| Your goal |
Could you copy out every line of the data where the word "color" occurs?

--- START ---

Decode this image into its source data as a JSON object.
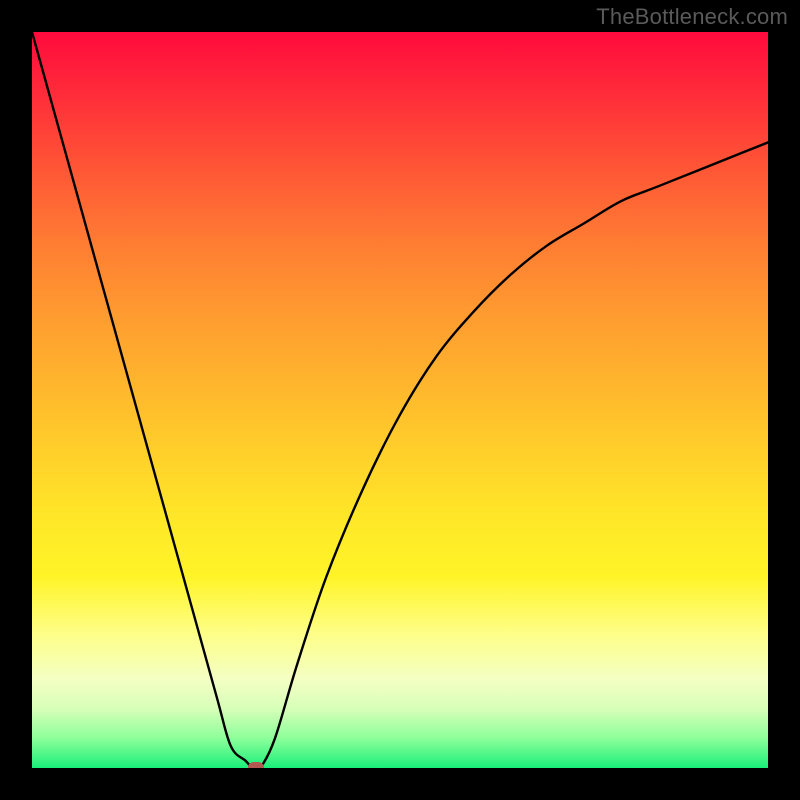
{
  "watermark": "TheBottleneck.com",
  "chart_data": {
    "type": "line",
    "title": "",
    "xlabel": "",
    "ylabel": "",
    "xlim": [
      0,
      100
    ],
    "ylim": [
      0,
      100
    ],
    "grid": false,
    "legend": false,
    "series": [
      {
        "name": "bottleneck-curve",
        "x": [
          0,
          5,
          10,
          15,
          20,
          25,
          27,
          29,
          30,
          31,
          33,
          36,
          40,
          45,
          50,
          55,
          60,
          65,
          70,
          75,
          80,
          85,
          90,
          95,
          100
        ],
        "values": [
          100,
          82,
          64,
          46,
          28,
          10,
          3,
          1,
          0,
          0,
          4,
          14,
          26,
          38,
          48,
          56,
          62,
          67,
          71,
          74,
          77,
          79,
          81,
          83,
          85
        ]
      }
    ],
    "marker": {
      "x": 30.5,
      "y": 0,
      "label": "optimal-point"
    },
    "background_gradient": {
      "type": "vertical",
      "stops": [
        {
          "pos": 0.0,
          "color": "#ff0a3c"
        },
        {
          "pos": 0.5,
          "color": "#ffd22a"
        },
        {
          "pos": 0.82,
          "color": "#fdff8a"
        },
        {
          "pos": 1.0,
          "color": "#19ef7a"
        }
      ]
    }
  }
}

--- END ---

| Completed task |
          "color": "#ff0a3c"
          "color": "#ffd22a"
          "color": "#fdff8a"
          "color": "#19ef7a"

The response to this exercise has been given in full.